The Government is promoting Atauro as a tourist destination: “Enjoy the peace and tranquillity of a naturally beautiful, simple and unspoilt part of the world. Snorkel in clear water and see an amazing pristine underwater world of incredible diversity. Go scuba diving on some of the best and untouched coral reefs in the world. Climb Manucoco.” Atauro was a delightful conclusion to our climbing trip with excellent snorkelling and relaxation in a beautiful beach setting.

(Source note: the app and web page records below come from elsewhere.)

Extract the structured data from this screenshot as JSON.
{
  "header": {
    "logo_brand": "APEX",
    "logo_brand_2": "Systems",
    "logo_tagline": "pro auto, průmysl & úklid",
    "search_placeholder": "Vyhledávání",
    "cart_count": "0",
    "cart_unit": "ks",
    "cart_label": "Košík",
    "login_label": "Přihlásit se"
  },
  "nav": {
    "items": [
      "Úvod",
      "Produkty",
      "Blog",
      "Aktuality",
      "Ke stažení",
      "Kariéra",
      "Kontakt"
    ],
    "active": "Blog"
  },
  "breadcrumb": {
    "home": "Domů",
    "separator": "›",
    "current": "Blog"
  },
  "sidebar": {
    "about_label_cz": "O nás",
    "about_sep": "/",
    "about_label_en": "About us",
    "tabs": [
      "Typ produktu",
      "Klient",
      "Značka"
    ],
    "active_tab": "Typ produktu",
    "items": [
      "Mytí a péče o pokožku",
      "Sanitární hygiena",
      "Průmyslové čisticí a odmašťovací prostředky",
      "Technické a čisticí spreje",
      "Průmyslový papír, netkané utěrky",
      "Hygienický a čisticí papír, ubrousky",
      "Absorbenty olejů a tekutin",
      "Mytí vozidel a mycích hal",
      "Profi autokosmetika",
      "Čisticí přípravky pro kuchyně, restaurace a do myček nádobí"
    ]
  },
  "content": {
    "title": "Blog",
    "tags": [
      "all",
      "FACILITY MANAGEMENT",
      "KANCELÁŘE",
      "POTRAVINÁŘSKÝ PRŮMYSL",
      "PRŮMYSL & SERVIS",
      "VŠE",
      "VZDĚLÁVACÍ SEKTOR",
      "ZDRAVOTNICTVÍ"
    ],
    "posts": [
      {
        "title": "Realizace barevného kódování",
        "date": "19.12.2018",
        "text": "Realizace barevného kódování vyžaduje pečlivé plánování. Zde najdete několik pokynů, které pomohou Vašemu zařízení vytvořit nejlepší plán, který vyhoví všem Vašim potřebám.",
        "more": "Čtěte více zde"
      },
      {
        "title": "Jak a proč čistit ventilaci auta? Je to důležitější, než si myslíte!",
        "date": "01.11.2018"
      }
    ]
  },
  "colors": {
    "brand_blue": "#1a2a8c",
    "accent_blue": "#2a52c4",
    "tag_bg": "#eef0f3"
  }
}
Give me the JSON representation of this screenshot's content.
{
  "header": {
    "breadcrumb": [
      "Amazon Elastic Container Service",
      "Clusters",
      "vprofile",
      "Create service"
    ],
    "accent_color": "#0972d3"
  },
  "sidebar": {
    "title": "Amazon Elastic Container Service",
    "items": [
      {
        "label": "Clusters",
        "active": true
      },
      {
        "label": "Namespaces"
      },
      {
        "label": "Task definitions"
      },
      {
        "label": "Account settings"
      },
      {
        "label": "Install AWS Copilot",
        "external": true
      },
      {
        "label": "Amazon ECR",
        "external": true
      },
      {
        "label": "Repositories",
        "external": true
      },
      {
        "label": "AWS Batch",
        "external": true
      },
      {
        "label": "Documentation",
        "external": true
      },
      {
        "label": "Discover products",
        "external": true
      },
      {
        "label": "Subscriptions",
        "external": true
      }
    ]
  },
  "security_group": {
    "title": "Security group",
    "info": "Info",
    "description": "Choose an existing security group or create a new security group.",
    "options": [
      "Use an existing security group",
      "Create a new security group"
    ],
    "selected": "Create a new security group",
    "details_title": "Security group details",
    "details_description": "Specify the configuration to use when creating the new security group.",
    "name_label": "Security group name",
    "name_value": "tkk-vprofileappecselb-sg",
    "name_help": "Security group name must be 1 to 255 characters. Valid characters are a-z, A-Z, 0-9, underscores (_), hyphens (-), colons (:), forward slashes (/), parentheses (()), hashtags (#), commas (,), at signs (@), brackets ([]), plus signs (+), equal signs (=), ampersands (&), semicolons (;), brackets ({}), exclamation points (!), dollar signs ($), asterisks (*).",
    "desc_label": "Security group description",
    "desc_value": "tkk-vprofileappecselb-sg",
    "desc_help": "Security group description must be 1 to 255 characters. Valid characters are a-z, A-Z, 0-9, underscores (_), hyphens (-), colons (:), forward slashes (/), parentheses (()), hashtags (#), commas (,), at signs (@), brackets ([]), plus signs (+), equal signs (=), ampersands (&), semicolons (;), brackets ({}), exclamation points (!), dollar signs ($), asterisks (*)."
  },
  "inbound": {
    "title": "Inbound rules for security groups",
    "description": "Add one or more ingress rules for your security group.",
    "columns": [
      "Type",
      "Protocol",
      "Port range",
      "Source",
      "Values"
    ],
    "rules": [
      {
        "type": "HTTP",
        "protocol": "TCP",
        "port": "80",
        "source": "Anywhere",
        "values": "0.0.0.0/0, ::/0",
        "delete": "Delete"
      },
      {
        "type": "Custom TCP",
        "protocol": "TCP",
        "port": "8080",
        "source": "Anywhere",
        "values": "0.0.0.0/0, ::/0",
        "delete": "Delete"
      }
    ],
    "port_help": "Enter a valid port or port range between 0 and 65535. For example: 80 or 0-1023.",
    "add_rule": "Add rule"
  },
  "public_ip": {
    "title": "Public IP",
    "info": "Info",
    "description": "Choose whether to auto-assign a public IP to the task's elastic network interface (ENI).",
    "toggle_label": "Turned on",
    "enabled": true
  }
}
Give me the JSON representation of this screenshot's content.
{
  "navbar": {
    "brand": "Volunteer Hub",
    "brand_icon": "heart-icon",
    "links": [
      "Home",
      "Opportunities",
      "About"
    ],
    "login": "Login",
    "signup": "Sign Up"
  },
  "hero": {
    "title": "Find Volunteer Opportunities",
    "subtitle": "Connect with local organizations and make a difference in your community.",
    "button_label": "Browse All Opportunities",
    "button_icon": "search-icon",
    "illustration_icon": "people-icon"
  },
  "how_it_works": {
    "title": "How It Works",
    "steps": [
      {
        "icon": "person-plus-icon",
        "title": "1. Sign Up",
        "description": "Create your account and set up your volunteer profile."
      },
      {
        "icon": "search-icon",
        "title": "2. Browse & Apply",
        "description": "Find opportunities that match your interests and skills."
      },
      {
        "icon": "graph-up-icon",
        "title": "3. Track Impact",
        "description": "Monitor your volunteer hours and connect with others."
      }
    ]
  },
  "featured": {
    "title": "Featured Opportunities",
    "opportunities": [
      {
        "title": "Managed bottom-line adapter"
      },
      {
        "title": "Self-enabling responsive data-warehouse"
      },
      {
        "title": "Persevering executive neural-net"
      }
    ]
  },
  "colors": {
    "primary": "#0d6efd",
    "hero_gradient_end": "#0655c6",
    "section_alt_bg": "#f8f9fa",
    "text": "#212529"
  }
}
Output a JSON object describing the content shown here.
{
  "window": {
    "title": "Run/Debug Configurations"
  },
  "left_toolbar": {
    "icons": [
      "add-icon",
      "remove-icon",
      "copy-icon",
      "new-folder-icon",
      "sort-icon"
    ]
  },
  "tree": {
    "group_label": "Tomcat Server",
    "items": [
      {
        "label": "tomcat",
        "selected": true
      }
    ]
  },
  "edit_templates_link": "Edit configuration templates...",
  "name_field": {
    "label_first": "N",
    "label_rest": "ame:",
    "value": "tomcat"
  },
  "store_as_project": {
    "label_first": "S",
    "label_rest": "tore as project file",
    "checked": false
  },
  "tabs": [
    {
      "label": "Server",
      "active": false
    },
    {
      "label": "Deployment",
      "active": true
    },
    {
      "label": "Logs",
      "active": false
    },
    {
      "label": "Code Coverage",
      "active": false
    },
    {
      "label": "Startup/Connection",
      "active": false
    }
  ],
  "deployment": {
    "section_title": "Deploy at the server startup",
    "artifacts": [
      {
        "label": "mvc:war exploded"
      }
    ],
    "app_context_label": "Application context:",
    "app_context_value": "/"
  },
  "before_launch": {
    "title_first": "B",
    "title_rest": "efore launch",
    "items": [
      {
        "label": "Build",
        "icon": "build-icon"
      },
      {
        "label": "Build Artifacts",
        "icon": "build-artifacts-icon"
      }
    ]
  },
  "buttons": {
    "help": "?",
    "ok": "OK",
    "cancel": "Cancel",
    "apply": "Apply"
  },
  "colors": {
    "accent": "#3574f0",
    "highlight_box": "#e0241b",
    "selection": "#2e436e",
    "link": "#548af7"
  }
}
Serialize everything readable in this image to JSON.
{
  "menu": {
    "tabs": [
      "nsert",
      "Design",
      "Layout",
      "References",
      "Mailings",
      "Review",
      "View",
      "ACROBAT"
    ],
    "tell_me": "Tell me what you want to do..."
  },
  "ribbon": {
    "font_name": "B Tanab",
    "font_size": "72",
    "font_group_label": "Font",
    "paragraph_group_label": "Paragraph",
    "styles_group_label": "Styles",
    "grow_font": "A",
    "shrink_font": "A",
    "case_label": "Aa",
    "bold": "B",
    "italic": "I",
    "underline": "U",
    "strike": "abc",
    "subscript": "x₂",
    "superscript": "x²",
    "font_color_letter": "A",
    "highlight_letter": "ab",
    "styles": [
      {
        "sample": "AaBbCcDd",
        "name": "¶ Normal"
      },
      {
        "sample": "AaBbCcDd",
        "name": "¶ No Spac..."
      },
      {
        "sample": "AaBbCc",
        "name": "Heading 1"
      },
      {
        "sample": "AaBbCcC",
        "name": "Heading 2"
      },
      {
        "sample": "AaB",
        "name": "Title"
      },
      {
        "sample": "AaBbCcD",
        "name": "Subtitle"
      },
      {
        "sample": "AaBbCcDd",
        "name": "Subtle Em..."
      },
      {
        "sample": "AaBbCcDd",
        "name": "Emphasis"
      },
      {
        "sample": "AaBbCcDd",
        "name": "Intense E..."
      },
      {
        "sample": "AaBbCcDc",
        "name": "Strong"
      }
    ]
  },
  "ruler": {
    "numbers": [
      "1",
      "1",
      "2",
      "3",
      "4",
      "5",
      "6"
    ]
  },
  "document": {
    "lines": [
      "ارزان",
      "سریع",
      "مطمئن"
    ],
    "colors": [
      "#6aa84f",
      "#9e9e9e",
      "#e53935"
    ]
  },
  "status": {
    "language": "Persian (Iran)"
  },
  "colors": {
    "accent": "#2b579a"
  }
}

For information on boats to/from Atauro Island check http://www.barrysplaceatauro.com/getting-here.html. The Dragon Star fast boat takes just over an hour but is not a pleasant experience – doesn’t handle the waves well and passengers are confined inside without fresh air and views. The landing barge, Laju Laju, takes three hours but is much more enjoyable sitting on deck with the sea breezes and views of Atauro and Timor. Barry’s Place, Beloi, is easy going and includes everything that a traveller needs. Barry can assist with guides and transport to the trailhead.
Gunung Manucoco is a wonderful trek with views across the island and its idyllic coastline. The mountains are mostly limestone with some ancient volcanic rock formations. The trailhead is some four km south of Beloi on a road leading inland to new military barracks. A guide is needed to locate the trailhead and navigate the numerous tracks that crisscross the lower reaches connecting plantations, both on the ascent and descent.
Starting at a low altitude (about 100 m), the trek is a hot and sweaty. Allow 3 hours up and 2 hours down if returning by the same way. An alternative is to traverse over the ridge to the village of Anartuto from where it’s a 3-hour trudge back to the trailhead mostly on a dirt road.
The trail is in three sections. Initially, the trek is dry and hot through small farms and coconut and pineapple plantations. The middle section is easier and more enjoyable with tall grass and scattered trees. The path becomes narrow and winds its way up some steep slopes. The final, highest section is through lush forest and is much cooler. The trail emerges at a junction on a saddle where a spur trail leads to the summit while the main trail continues on to Anartuto Village. The last section, to the summit, narrows to some five metres. There is a survey mark at the summit and delightful views.
The return via the village of Anartuto is an easier trail, descending slowly through grasses, Eucalypts and plantations. Manucoco is a highly recommended trek on a visit to the beautiful Island of Atauro, Timor Leste.